The way she whispered her last sentence haunted me. We exited the wide park doors and came to a stop some ways down the street, across from the Botanical Walk and fountain. In the hustle and bustle of the metropolis, we waited for the light to change. I took this time to kneel down again and face her. "Hey. Look at me." Aria wiped her eyes and nose again and looked at me with Max's eyes. Demanding eyes. Eyes that I knew would one day need an answer for the injustices she was destined to face since she'd been born, since she'd survived her birth. I brushed a loose strand of brown hair from her face. I would not lie to her. "Listen to me, Aria, and listen good, okay? Cry. Cry right now. Don't try to stop it."

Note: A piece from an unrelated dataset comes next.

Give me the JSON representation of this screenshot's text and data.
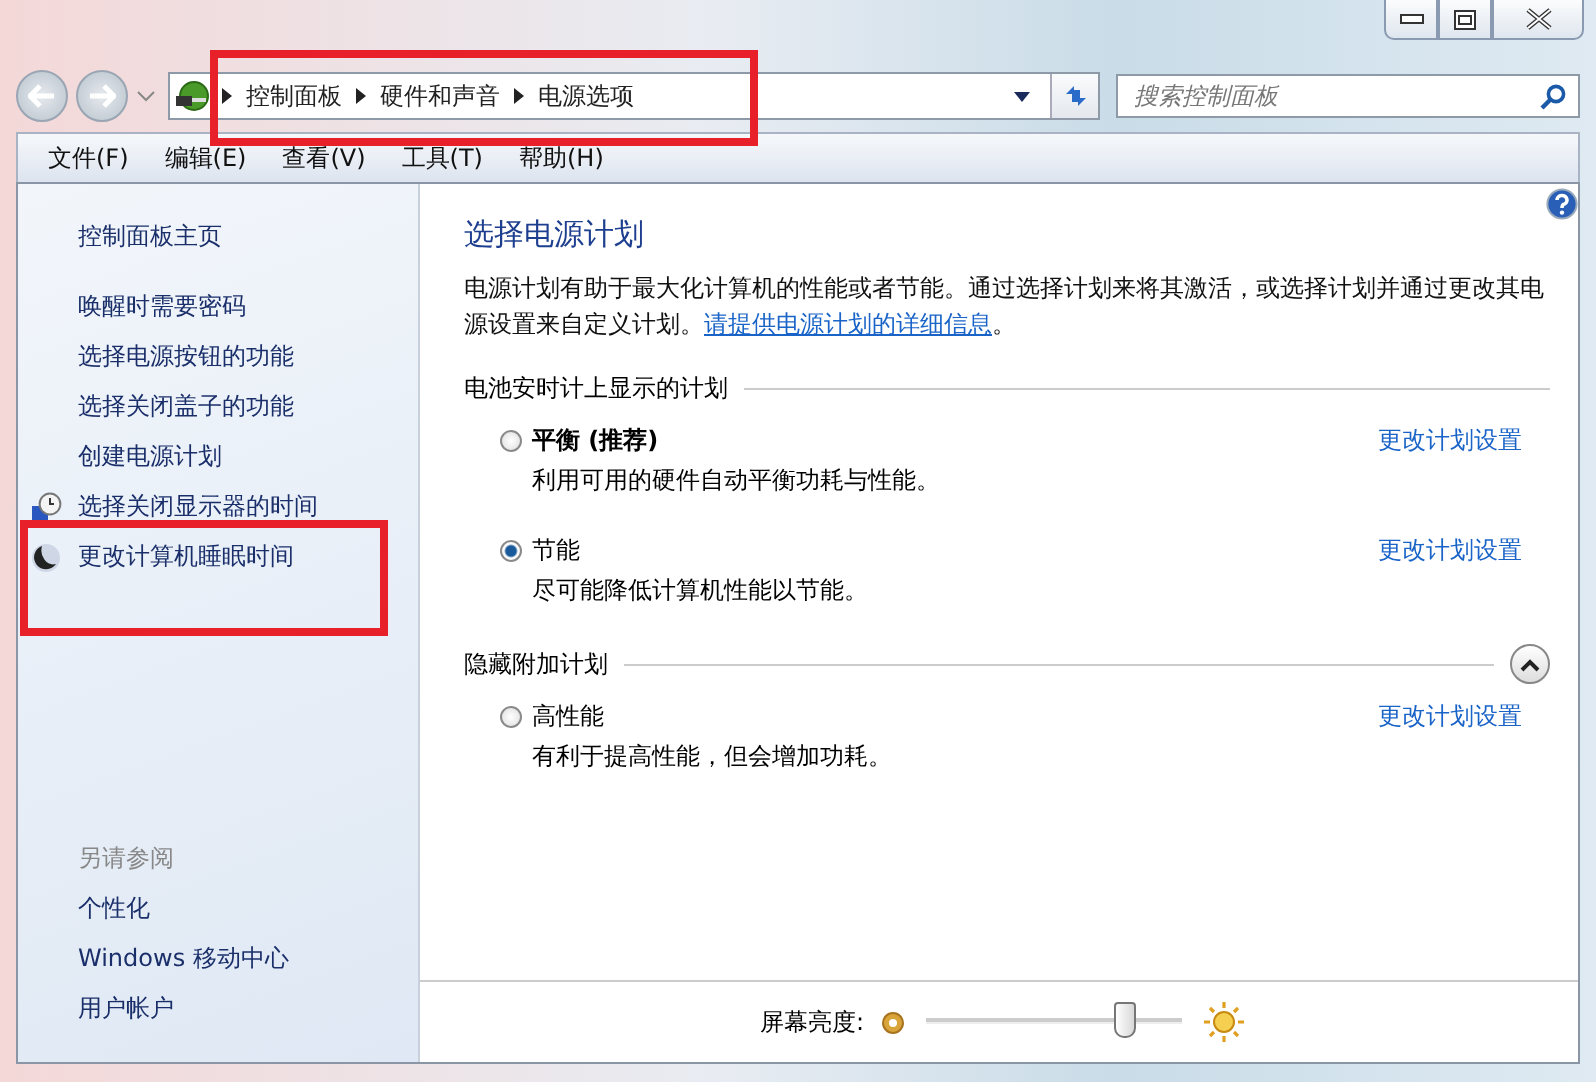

She blinked, suppressing a light sob, confused. I went on. "I want you to cry now, while you're still small, because you're too young to know how to stop. When you know how, and you can, you'll be a grownup. And when you're a grownup, you can never cry again. Because right now, Aria, I can apologize until my face turns blue and it still won't be enough to make up for how much you're going to suffer when that happens. For how much I won't be able to protect you from."

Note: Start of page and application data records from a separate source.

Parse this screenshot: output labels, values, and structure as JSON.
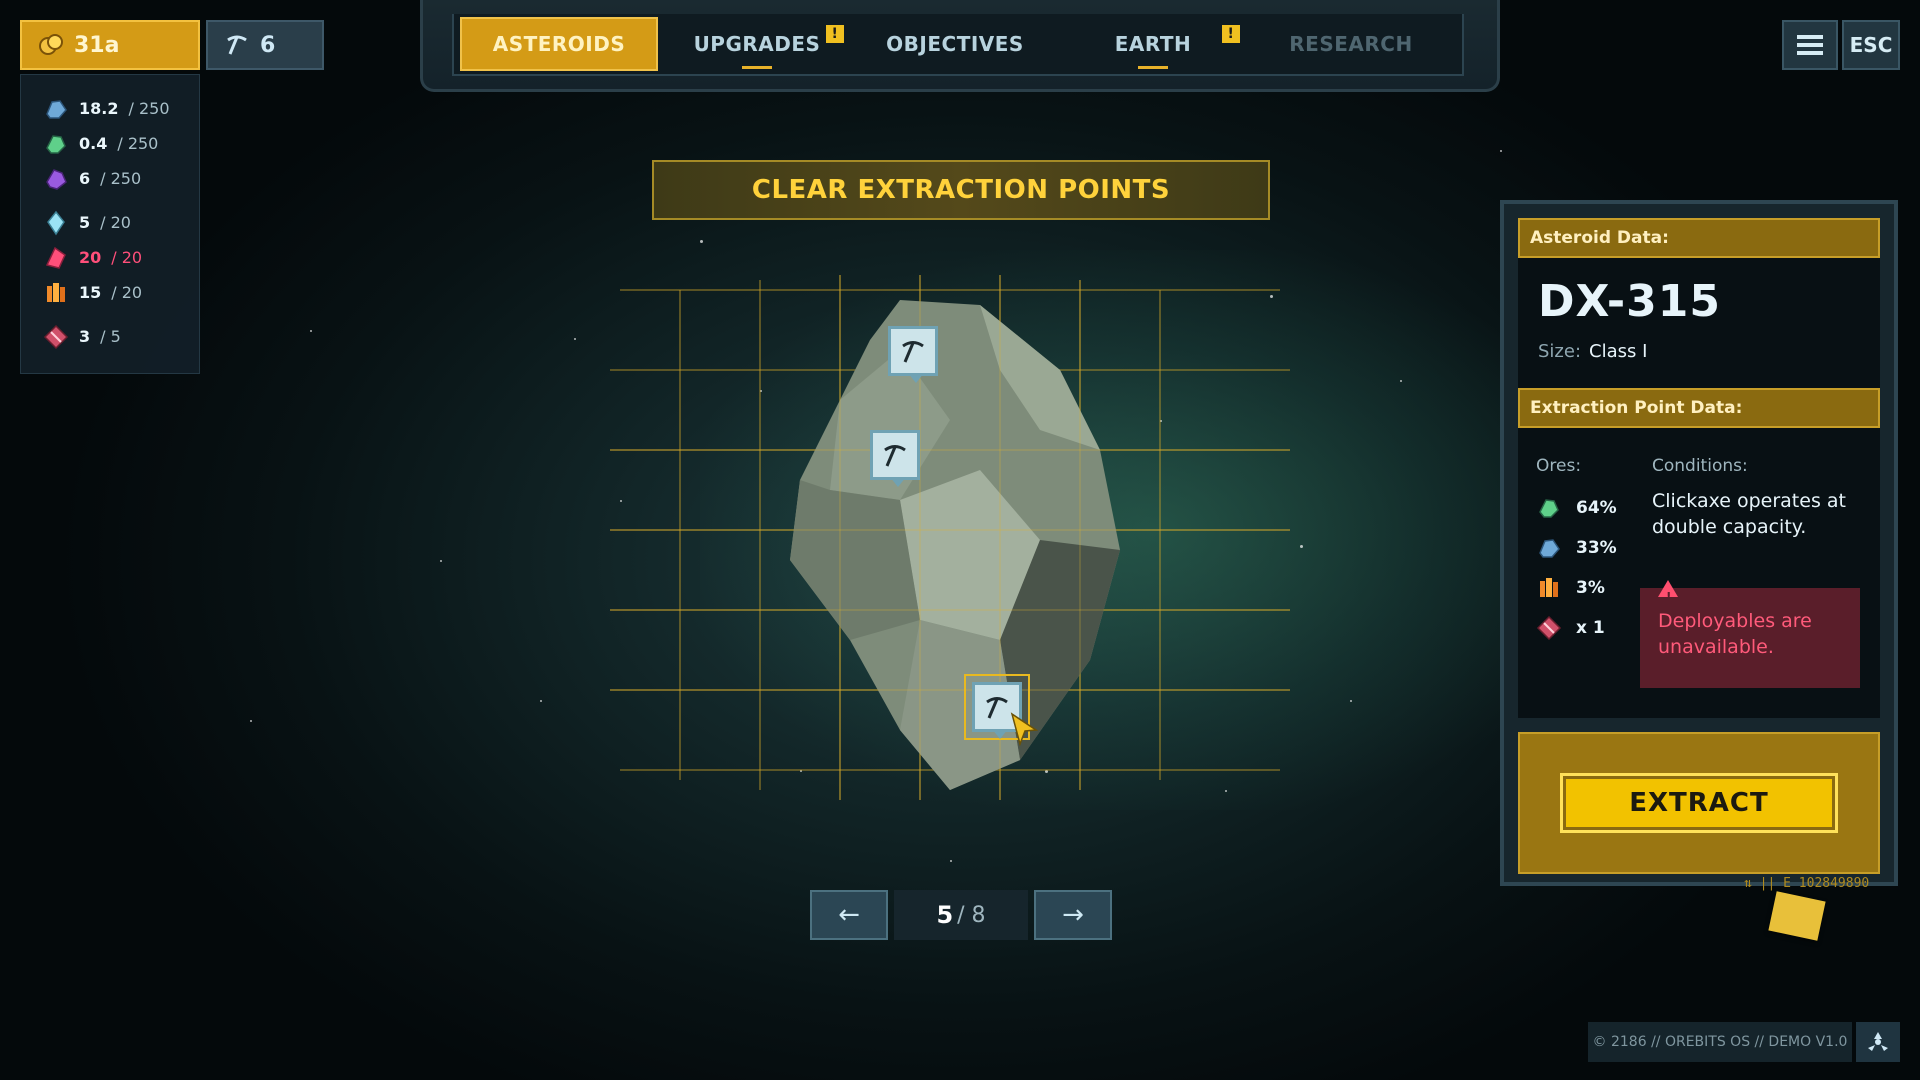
{
  "currency": {
    "credits": "31a",
    "picks": "6"
  },
  "resources": [
    {
      "icon": "blue-ore-icon",
      "value": "18.2",
      "max": "/ 250",
      "color": "#6fa9d8"
    },
    {
      "icon": "green-ore-icon",
      "value": "0.4",
      "max": "/ 250",
      "color": "#5fd08a"
    },
    {
      "icon": "purple-ore-icon",
      "value": "6",
      "max": "/ 250",
      "color": "#9a5ae0"
    },
    {
      "icon": "ice-crystal-icon",
      "value": "5",
      "max": "/ 20",
      "color": "#9be3f5"
    },
    {
      "icon": "pink-crystal-icon",
      "value": "20",
      "max": "/ 20",
      "color": "#ff4f7a"
    },
    {
      "icon": "orange-crystal-icon",
      "value": "15",
      "max": "/ 20",
      "color": "#f08a2a"
    },
    {
      "icon": "deployable-crate-icon",
      "value": "3",
      "max": "/ 5",
      "color": "#d0506a"
    }
  ],
  "tabs": [
    {
      "label": "ASTEROIDS",
      "state": "active"
    },
    {
      "label": "UPGRADES",
      "alert": "!"
    },
    {
      "label": "OBJECTIVES"
    },
    {
      "label": "EARTH",
      "alert": "!"
    },
    {
      "label": "RESEARCH",
      "state": "disabled"
    }
  ],
  "top_right": {
    "esc_label": "ESC"
  },
  "banner": {
    "text": "CLEAR EXTRACTION POINTS"
  },
  "pager": {
    "current": "5",
    "total": "/ 8"
  },
  "panel": {
    "asteroid_header": "Asteroid Data:",
    "asteroid_name": "DX-315",
    "size_label": "Size:",
    "size_value": "Class I",
    "extraction_header": "Extraction Point Data:",
    "ores_label": "Ores:",
    "conditions_label": "Conditions:",
    "ores": [
      {
        "icon": "green-ore-icon",
        "value": "64%"
      },
      {
        "icon": "blue-ore-icon",
        "value": "33%"
      },
      {
        "icon": "orange-crystal-icon",
        "value": "3%"
      },
      {
        "icon": "deployable-crate-icon",
        "value": "x 1"
      }
    ],
    "condition_text": "Clickaxe operates at double capacity.",
    "warning_text": "Deployables are unavailable.",
    "extract_label": "EXTRACT",
    "serial": "⇅ || E 102849890"
  },
  "footer": {
    "text": "© 2186  //  OREBITS OS  // DEMO V1.0"
  },
  "colors": {
    "accent_gold": "#d49b16",
    "panel_bg": "#17262d",
    "warning": "#ff5a7a"
  }
}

Funny, how things came full circle, huh. Somewhere in my memory, I was eight-years-old, two years older than she was now, unable to play with the other kids more because of my background than what I was. In that memory, a bigger kid turned away with a smaller one crying, under his arm. "...planet dumb-ass..."
A memory of years of running, of fighting, of constantly being chased. Of never a single moment of peace. Of the anxiety of one day dropping dead for no reason other than a date might appear on the back of my neck. Of knowing that my own parents had given up me and my sister for money, and not knowing them. Shot at, nearly drowned, kidnapped, cheating death.
No one else to talk to.
Never a simple, normal, human life.
What did I do wrong?
"I said it when you were born, and I'll say it again," I said softly, straightening the fuzz-lined hood, and wiping a rolling tear from her reddened eyes. "You're a human, and you're a bird. By some miracle, you are here, and you are as much a person as anyone else. Maybe more, than anyone else. You come from a pair of very strong and impossibly brave parents, and though you are what they say - you are better. You are you. So no matter what happens - will happen - I know for a fact that you will be okay." I faltered, hanging my head. Six-year-olds, genetically enhanced or not, understand a lot more than they let on, but it was hard to find a way to explain, flat truth, that though the world had basically ended and the only "family" she had in this world worked for the faction responsible; that she shouldn't exist period, and that her life from here on out would be as pointless and improbable as it would be for me to be raising her.
That her deceased parents had made the ultimate mistake, the cause of all of this, and pushed it onto us.
That the half-bird, half-man determined to take care of her, the thing that kept telling himself and her that he wasn't her father, was as much responsible for the world she lived in as the rest of them. Would be as much a cause of trouble as her protector from in the times to come.
Her arms wrapped around my neck, and her forehead placed itself to mine, and I held her tight, amazed and angry at the same time.
It wasn't fair.
And she understood regardless. I didn't have to say any more. She understood that she couldn't fully understand right away. She accepted it because she trusted me.
I'm sorry, Aria.
The light turned red for the passing traffic and flashed the WALK indicator.
"Love you, Daddy."
I didn't even think of saying it for the hundredth time, that I wasn't...
"...Love you too, munchkin."